Task description
Copy out each line below that has the word "Output" in it.

Provided data
========================================================================

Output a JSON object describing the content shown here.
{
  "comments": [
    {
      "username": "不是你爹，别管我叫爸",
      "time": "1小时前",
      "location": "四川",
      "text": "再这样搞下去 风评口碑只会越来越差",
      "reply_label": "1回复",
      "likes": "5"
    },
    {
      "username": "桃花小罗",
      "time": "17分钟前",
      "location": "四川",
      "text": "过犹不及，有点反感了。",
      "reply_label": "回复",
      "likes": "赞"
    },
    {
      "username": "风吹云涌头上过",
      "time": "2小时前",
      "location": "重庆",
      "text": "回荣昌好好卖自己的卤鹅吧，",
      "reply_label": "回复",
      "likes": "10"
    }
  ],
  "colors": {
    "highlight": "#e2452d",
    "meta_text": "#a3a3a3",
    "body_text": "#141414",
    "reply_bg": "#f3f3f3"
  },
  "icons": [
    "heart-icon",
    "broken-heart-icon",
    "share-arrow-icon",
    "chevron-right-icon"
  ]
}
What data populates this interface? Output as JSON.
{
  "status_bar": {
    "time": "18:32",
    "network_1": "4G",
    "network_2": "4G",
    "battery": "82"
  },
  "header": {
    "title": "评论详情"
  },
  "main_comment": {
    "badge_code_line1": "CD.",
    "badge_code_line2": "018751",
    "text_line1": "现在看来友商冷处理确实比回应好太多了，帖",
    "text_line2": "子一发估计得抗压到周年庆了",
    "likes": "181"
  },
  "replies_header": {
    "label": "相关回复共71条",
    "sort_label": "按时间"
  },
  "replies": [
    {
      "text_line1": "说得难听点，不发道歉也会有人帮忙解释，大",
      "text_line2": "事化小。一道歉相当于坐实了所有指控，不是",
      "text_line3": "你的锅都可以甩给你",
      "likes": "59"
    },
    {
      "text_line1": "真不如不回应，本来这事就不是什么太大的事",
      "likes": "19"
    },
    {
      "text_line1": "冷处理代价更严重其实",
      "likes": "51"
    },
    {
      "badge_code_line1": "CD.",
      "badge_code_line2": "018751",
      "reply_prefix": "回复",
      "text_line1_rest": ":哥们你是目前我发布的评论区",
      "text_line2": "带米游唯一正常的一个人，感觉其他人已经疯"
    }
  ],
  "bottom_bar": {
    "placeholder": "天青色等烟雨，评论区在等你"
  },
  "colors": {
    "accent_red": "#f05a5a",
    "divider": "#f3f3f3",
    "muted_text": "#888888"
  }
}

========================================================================

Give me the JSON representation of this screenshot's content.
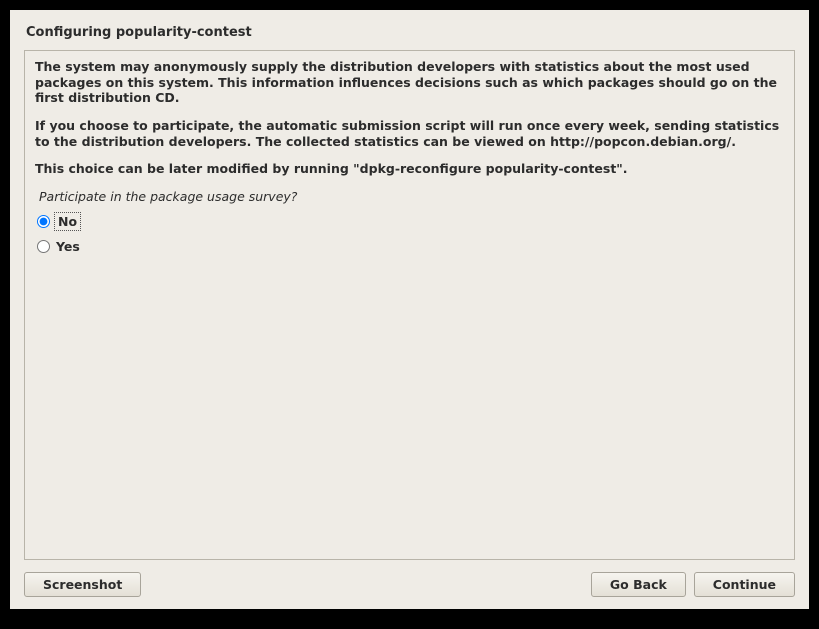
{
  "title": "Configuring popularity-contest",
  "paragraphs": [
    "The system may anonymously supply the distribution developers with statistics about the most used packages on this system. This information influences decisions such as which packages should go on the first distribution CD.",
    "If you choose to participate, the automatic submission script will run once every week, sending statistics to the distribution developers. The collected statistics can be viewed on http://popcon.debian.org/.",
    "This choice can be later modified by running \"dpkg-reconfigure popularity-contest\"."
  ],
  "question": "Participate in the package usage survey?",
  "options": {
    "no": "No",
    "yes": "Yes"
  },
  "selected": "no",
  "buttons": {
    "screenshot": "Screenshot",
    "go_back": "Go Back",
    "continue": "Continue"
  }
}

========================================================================

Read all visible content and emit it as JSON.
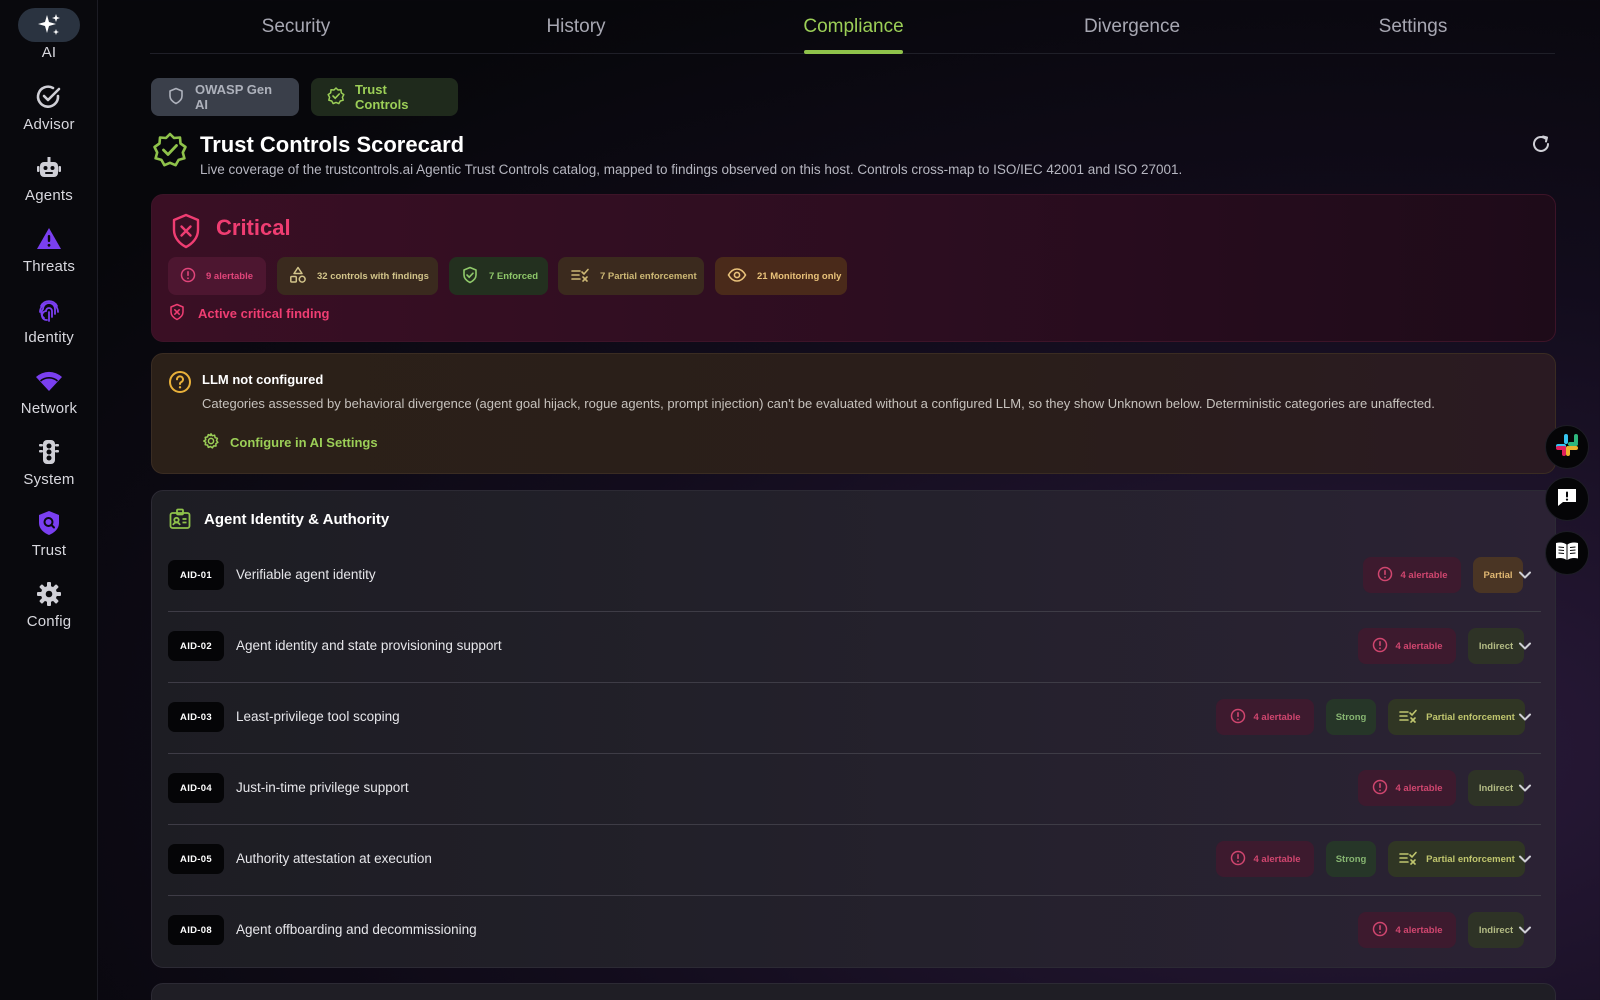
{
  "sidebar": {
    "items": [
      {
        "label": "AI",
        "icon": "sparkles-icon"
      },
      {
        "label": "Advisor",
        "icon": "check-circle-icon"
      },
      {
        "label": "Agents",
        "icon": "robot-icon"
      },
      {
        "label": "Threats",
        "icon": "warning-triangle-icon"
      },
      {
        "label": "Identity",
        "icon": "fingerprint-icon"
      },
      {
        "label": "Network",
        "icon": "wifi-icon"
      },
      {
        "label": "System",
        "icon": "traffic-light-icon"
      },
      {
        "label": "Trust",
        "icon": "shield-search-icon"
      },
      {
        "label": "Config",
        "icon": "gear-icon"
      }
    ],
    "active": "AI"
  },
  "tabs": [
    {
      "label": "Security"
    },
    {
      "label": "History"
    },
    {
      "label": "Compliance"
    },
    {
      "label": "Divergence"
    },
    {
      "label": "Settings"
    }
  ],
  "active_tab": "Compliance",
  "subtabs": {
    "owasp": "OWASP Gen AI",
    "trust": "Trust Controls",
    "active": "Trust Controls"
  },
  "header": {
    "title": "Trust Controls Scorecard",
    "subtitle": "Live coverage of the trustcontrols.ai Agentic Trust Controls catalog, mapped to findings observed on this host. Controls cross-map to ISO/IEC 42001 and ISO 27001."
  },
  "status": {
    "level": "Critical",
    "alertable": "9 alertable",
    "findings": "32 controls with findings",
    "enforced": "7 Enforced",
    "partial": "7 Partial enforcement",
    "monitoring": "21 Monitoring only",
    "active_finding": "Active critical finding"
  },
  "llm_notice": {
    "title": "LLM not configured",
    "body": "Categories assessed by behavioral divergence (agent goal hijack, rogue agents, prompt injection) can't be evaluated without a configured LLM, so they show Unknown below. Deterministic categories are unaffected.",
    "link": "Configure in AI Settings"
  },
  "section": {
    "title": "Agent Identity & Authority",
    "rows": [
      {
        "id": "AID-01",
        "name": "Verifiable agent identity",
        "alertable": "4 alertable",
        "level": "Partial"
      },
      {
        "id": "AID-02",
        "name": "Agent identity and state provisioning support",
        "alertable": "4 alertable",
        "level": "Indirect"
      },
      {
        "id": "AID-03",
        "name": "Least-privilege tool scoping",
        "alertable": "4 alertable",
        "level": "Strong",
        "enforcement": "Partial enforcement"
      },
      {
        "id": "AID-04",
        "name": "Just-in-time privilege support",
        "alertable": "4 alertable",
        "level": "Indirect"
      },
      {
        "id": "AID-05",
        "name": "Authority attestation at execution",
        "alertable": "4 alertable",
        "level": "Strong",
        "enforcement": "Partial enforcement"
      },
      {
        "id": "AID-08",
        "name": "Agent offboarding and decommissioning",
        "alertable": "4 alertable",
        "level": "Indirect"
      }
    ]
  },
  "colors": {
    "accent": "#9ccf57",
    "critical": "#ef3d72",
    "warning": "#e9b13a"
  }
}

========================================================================

Exercise result
Output a JSON object describing the content shown here.
What data populates this interface? Output as JSON.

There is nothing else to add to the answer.